  • Geriatrics Workforce Enhancement Program (GWEP). The Society asks lawmakers to cosponsor legislation that increases the authorization level for the GWEP program, which is the only federal program designed to develop a health care workforce that maximizes patient and family engagement while improving outcomes for older adults.

The group received tremendous interest and support on all three issues they addressed. “We had good conversations about what legislators can do to support these issues,” says Suzanne Gillespie, MD, RD, CMD, Society House of Delegates chair. “It was clear to me from our conversations that there is a greater understanding of the Society and what our members do. We were able to spend more time focusing on the issues and less time explaining who we are and what we do.”

These focused conversations clearly had an impact. “When you walk into that space and start talking about issues that are important to our patients and our field, it’s such a powerful experience. But you wonder if you made a difference,” says Dr. Gillespie. “Then the next morning you get an email from a representative’s office saying that they want to pursue the issue further with you. It’s pretty exciting.”
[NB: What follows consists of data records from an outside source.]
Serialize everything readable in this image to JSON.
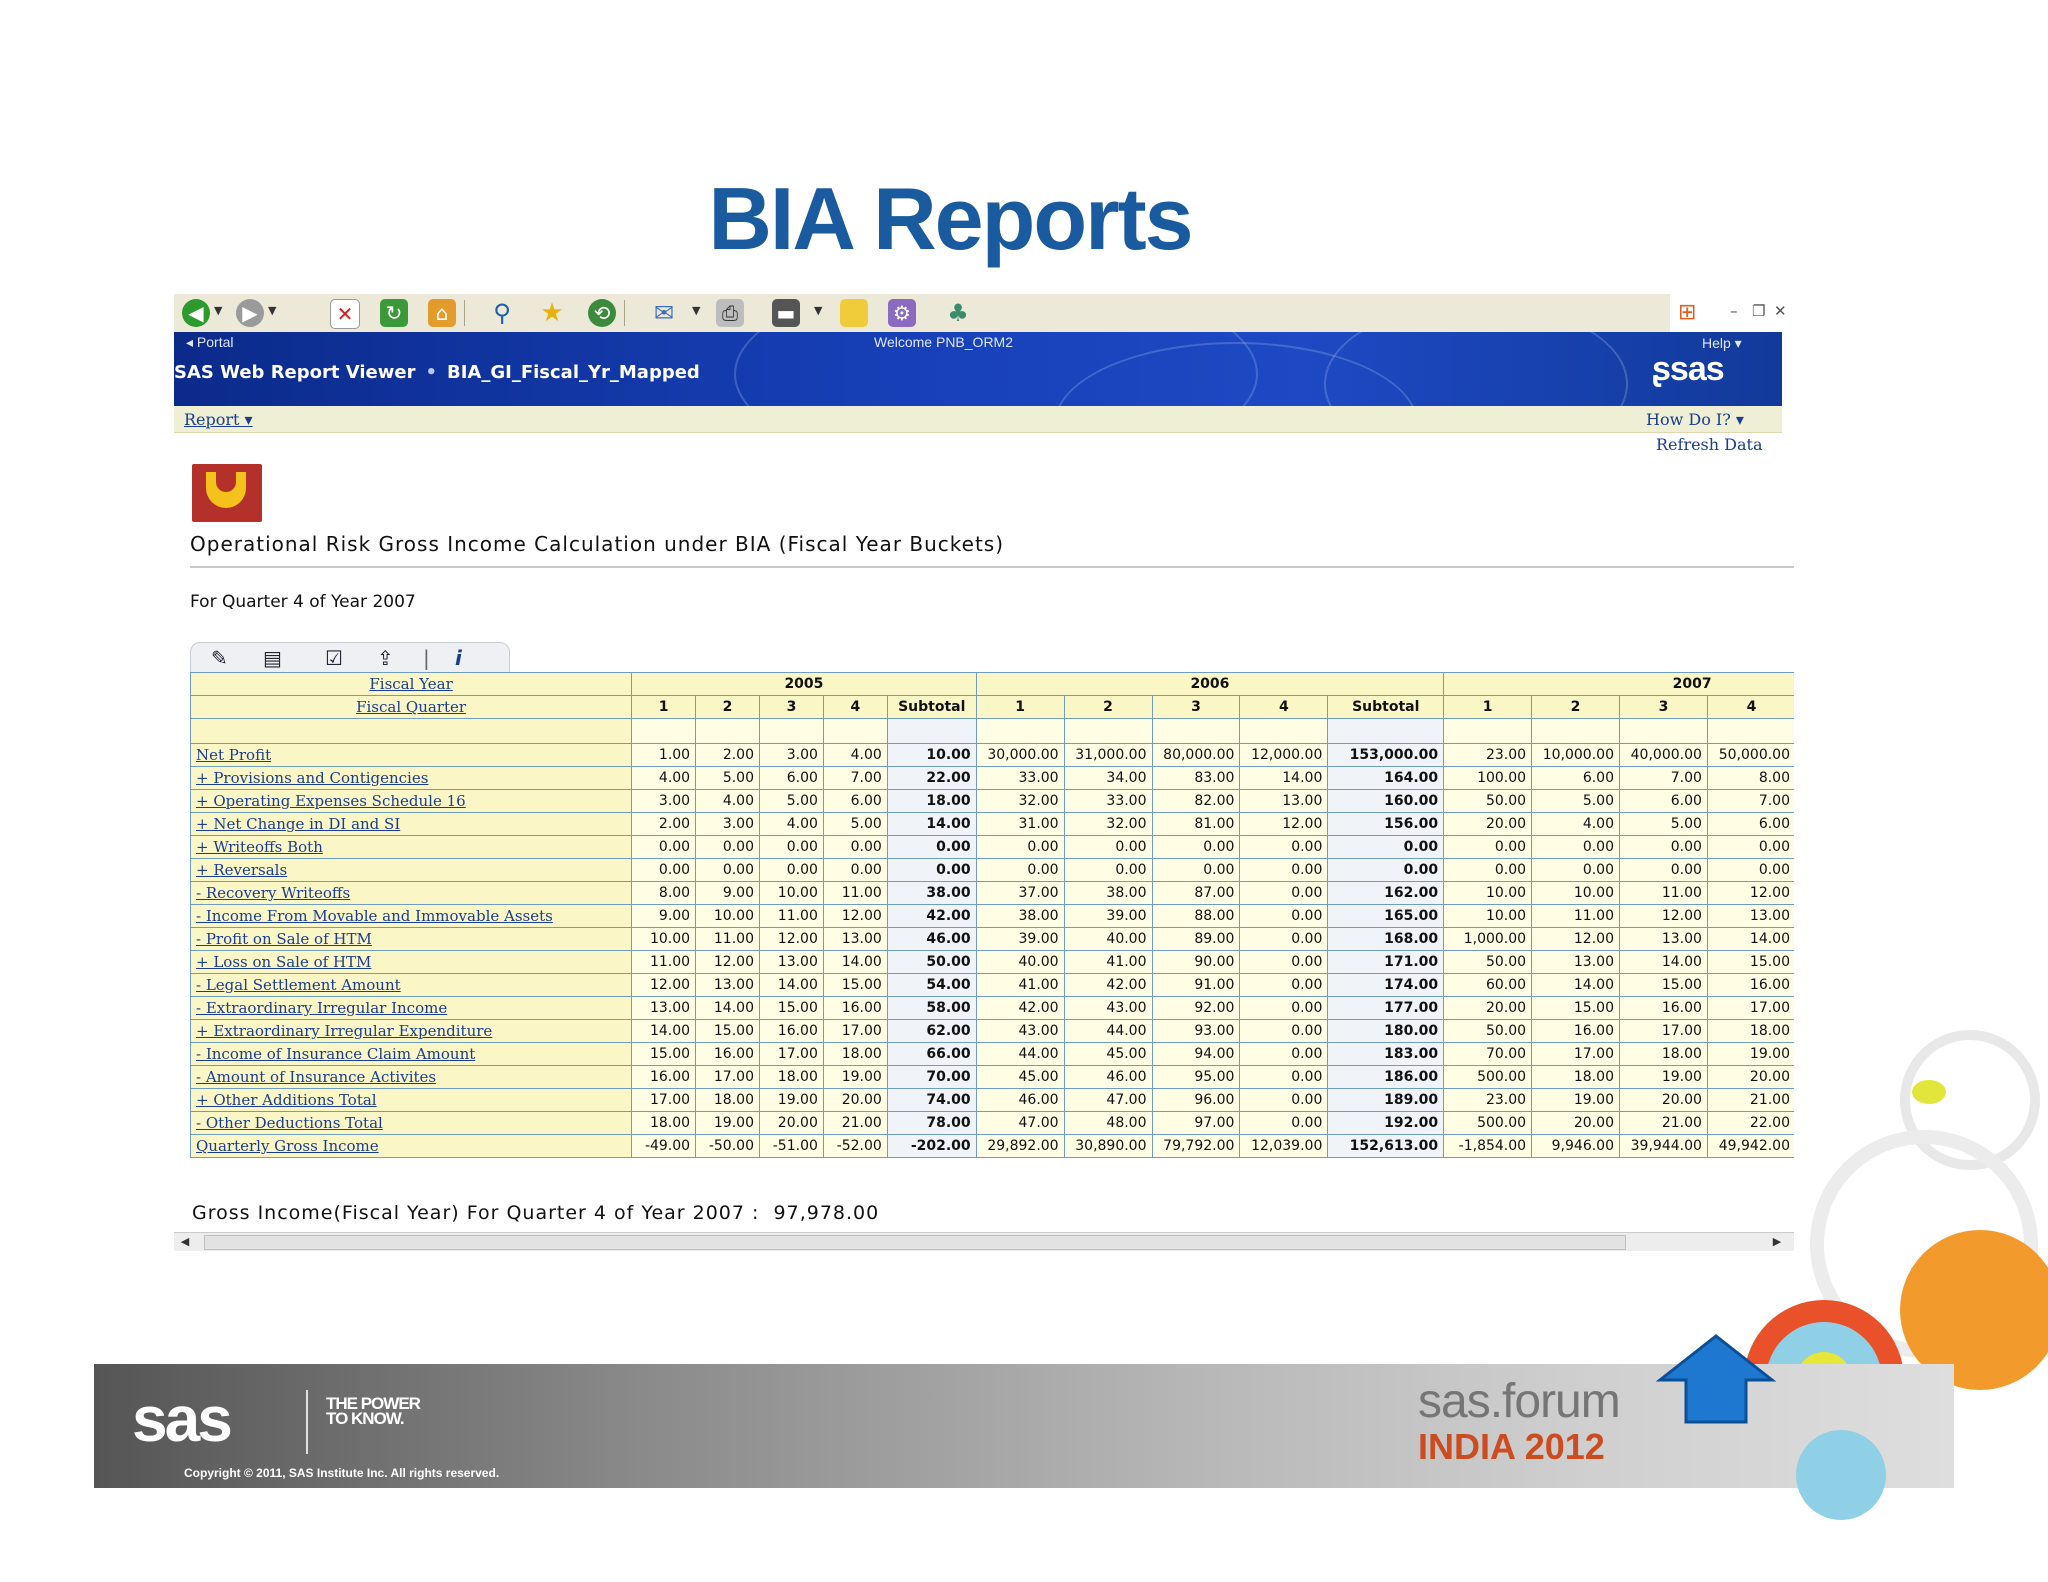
{
  "slide": {
    "title": "BIA Reports",
    "copyright": "Copyright © 2011, SAS Institute Inc. All rights reserved.",
    "sas_logo": "sas",
    "tagline": "THE POWER TO KNOW.",
    "forum_logo": "sas.forum",
    "forum_event": "INDIA",
    "forum_year": "2012"
  },
  "browser": {
    "toolbar_icons": [
      "back-icon",
      "forward-icon",
      "stop-icon",
      "refresh-icon",
      "home-icon",
      "search-icon",
      "favorites-icon",
      "history-icon",
      "mail-icon",
      "print-icon",
      "edit-icon",
      "folder-icon",
      "media-icon",
      "messenger-icon"
    ],
    "window_controls": [
      "minimize",
      "restore",
      "close"
    ]
  },
  "app": {
    "portal_link": "Portal",
    "welcome": "Welcome PNB_ORM2",
    "help": "Help",
    "title": "SAS Web Report Viewer",
    "report_name": "BIA_GI_Fiscal_Yr_Mapped",
    "brand": "sas",
    "menu_report": "Report",
    "menu_how_do_i": "How Do I?",
    "refresh_data": "Refresh Data"
  },
  "report": {
    "title": "Operational Risk Gross Income Calculation under BIA (Fiscal Year Buckets)",
    "subtitle": "For Quarter 4 of Year 2007",
    "fiscal_year_label": "Fiscal Year",
    "fiscal_quarter_label": "Fiscal Quarter",
    "years": [
      "2005",
      "2006",
      "2007"
    ],
    "quarters": [
      "1",
      "2",
      "3",
      "4"
    ],
    "subtotal_label": "Subtotal",
    "rows": [
      {
        "label": "Net Profit",
        "values": [
          "1.00",
          "2.00",
          "3.00",
          "4.00",
          "10.00",
          "30,000.00",
          "31,000.00",
          "80,000.00",
          "12,000.00",
          "153,000.00",
          "23.00",
          "10,000.00",
          "40,000.00",
          "50,000.00"
        ]
      },
      {
        "label": "+ Provisions and Contigencies",
        "values": [
          "4.00",
          "5.00",
          "6.00",
          "7.00",
          "22.00",
          "33.00",
          "34.00",
          "83.00",
          "14.00",
          "164.00",
          "100.00",
          "6.00",
          "7.00",
          "8.00"
        ]
      },
      {
        "label": "+ Operating Expenses Schedule 16",
        "values": [
          "3.00",
          "4.00",
          "5.00",
          "6.00",
          "18.00",
          "32.00",
          "33.00",
          "82.00",
          "13.00",
          "160.00",
          "50.00",
          "5.00",
          "6.00",
          "7.00"
        ]
      },
      {
        "label": "+ Net Change in DI and SI",
        "values": [
          "2.00",
          "3.00",
          "4.00",
          "5.00",
          "14.00",
          "31.00",
          "32.00",
          "81.00",
          "12.00",
          "156.00",
          "20.00",
          "4.00",
          "5.00",
          "6.00"
        ]
      },
      {
        "label": "+ Writeoffs Both",
        "values": [
          "0.00",
          "0.00",
          "0.00",
          "0.00",
          "0.00",
          "0.00",
          "0.00",
          "0.00",
          "0.00",
          "0.00",
          "0.00",
          "0.00",
          "0.00",
          "0.00"
        ]
      },
      {
        "label": "+ Reversals",
        "values": [
          "0.00",
          "0.00",
          "0.00",
          "0.00",
          "0.00",
          "0.00",
          "0.00",
          "0.00",
          "0.00",
          "0.00",
          "0.00",
          "0.00",
          "0.00",
          "0.00"
        ]
      },
      {
        "label": "- Recovery Writeoffs",
        "values": [
          "8.00",
          "9.00",
          "10.00",
          "11.00",
          "38.00",
          "37.00",
          "38.00",
          "87.00",
          "0.00",
          "162.00",
          "10.00",
          "10.00",
          "11.00",
          "12.00"
        ]
      },
      {
        "label": "- Income From Movable and Immovable Assets",
        "values": [
          "9.00",
          "10.00",
          "11.00",
          "12.00",
          "42.00",
          "38.00",
          "39.00",
          "88.00",
          "0.00",
          "165.00",
          "10.00",
          "11.00",
          "12.00",
          "13.00"
        ]
      },
      {
        "label": "- Profit on Sale of HTM",
        "values": [
          "10.00",
          "11.00",
          "12.00",
          "13.00",
          "46.00",
          "39.00",
          "40.00",
          "89.00",
          "0.00",
          "168.00",
          "1,000.00",
          "12.00",
          "13.00",
          "14.00"
        ]
      },
      {
        "label": "+ Loss on Sale of HTM",
        "values": [
          "11.00",
          "12.00",
          "13.00",
          "14.00",
          "50.00",
          "40.00",
          "41.00",
          "90.00",
          "0.00",
          "171.00",
          "50.00",
          "13.00",
          "14.00",
          "15.00"
        ]
      },
      {
        "label": "- Legal Settlement Amount",
        "values": [
          "12.00",
          "13.00",
          "14.00",
          "15.00",
          "54.00",
          "41.00",
          "42.00",
          "91.00",
          "0.00",
          "174.00",
          "60.00",
          "14.00",
          "15.00",
          "16.00"
        ]
      },
      {
        "label": "- Extraordinary Irregular Income",
        "values": [
          "13.00",
          "14.00",
          "15.00",
          "16.00",
          "58.00",
          "42.00",
          "43.00",
          "92.00",
          "0.00",
          "177.00",
          "20.00",
          "15.00",
          "16.00",
          "17.00"
        ]
      },
      {
        "label": "+ Extraordinary Irregular Expenditure",
        "values": [
          "14.00",
          "15.00",
          "16.00",
          "17.00",
          "62.00",
          "43.00",
          "44.00",
          "93.00",
          "0.00",
          "180.00",
          "50.00",
          "16.00",
          "17.00",
          "18.00"
        ]
      },
      {
        "label": "- Income of Insurance Claim Amount",
        "values": [
          "15.00",
          "16.00",
          "17.00",
          "18.00",
          "66.00",
          "44.00",
          "45.00",
          "94.00",
          "0.00",
          "183.00",
          "70.00",
          "17.00",
          "18.00",
          "19.00"
        ]
      },
      {
        "label": "- Amount of Insurance Activites",
        "values": [
          "16.00",
          "17.00",
          "18.00",
          "19.00",
          "70.00",
          "45.00",
          "46.00",
          "95.00",
          "0.00",
          "186.00",
          "500.00",
          "18.00",
          "19.00",
          "20.00"
        ]
      },
      {
        "label": "+ Other Additions Total",
        "values": [
          "17.00",
          "18.00",
          "19.00",
          "20.00",
          "74.00",
          "46.00",
          "47.00",
          "96.00",
          "0.00",
          "189.00",
          "23.00",
          "19.00",
          "20.00",
          "21.00"
        ]
      },
      {
        "label": "- Other Deductions Total",
        "values": [
          "18.00",
          "19.00",
          "20.00",
          "21.00",
          "78.00",
          "47.00",
          "48.00",
          "97.00",
          "0.00",
          "192.00",
          "500.00",
          "20.00",
          "21.00",
          "22.00"
        ]
      },
      {
        "label": "Quarterly Gross Income",
        "values": [
          "-49.00",
          "-50.00",
          "-51.00",
          "-52.00",
          "-202.00",
          "29,892.00",
          "30,890.00",
          "79,792.00",
          "12,039.00",
          "152,613.00",
          "-1,854.00",
          "9,946.00",
          "39,944.00",
          "49,942.00"
        ]
      }
    ],
    "gross_income_label": "Gross Income(Fiscal Year) For Quarter 4 of Year 2007 :",
    "gross_income_value": "97,978.00"
  },
  "colors": {
    "title_blue": "#1a5a9e",
    "banner_blue": "#1740b8",
    "link_blue": "#1a3d8f",
    "cell_yellow": "#fffde4",
    "arrow_blue": "#1e78d0",
    "forum_orange": "#cc4b1f"
  }
}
Karl Steinberg, MD, HMCD, CMD, Society vice president, observes, “Our Society and our profession are getting more recognition on the Hill. Thanks to our excellent public policy staff and our consultant, Sue Emmer, we have a year-round presence there; and we have better visibility. They recognize the importance and the non-partisan nature of the work we do and want to help us.”

Rajeev Kumar, MD, FACP, CMD, Society secretary, agrees, noting, “All of the issues resonated with the people I spoke with.” For instance, he says, “They all agreed that the workforce issue is very important; and they understand that we need more clinicians trained in geriatrics caring for our older Americans. Several people thanked us for the work we do, and that was very satisfying.”
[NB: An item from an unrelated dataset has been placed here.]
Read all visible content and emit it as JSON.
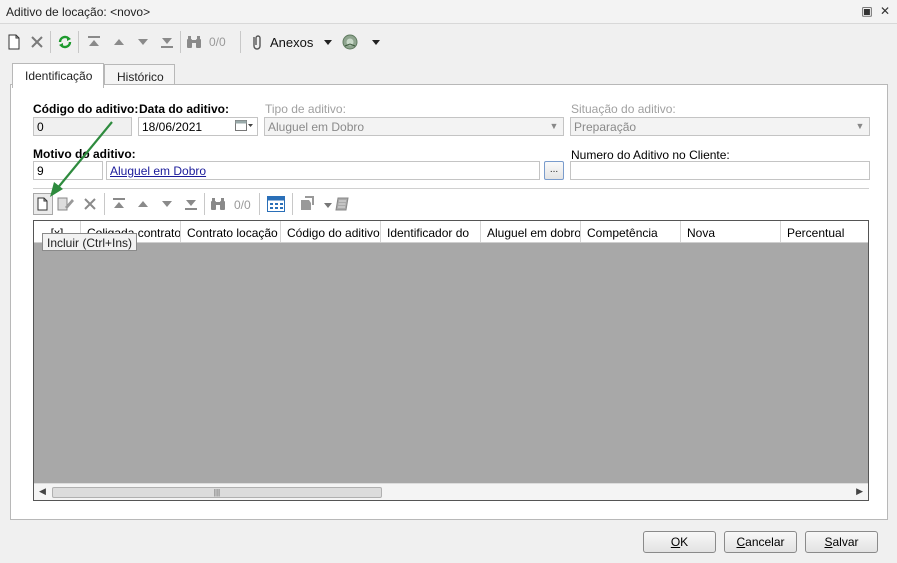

All of the Hill Day participants praised the experience and urge their Society colleagues to be part of the advocacy process—starting with your representatives’ local offices. “Even a brief meeting can be very productive. They have good questions and come to understand the nuances of the issues from our perspective,” says Dr. Kumar. He also suggests offering to serve as a resource on post-acute and long-term care (PALTC) issues.
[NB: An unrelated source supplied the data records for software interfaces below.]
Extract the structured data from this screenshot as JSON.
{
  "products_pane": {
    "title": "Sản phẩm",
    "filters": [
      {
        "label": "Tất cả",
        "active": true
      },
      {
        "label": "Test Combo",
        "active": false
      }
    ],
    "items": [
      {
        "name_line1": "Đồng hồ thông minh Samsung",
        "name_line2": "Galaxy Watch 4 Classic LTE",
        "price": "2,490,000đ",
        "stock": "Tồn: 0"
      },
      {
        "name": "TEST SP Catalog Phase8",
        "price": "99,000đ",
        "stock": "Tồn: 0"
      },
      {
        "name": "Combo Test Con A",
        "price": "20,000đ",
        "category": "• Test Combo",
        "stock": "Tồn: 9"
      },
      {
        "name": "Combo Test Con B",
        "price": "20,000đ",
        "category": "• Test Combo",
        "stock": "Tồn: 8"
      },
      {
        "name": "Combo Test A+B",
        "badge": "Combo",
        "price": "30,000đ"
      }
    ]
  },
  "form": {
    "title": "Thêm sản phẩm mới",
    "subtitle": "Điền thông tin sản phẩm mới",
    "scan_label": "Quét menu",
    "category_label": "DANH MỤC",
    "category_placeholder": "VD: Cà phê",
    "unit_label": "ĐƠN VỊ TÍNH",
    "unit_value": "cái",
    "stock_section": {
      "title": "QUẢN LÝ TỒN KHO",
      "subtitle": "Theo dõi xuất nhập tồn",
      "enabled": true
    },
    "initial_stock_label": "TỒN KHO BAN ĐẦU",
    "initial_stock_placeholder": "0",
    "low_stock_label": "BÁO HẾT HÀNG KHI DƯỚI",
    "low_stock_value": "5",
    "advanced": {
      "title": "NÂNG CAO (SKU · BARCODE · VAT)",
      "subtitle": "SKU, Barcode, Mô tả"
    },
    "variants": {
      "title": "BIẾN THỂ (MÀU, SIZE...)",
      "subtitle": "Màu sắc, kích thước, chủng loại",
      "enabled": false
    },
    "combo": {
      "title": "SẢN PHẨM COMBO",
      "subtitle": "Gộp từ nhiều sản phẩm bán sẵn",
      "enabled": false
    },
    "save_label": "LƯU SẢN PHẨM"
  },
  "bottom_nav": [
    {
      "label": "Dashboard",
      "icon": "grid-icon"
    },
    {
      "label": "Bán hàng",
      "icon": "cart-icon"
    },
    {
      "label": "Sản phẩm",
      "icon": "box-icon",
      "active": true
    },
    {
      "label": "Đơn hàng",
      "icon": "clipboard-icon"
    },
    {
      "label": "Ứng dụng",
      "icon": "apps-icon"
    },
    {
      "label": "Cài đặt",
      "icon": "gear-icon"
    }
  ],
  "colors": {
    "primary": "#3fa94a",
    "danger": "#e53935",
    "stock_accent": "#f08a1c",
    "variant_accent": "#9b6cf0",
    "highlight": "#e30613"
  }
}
Leslie Eber, MD, CMD, State Presidents Council representative, was a first timer to Hill Day, and she recommends the experience to everyone. “It was such a tremendous opportunity. It was so empowering to talk with legislators and staffers. I was impressed by how interested they were in our issues and PALTC in general. They asked great questions, took notes, and expressed a real interest in working on these issues and with the Society,” she says. “I felt heard by everyone, and I walked away with a smile.”

The Society makes it easy for you to get involved in advocacy, even if you have limited time and experience. Our AMDA Advocacy in Action page lets you send emails and comment on key issues quickly and easily. Click here to get started.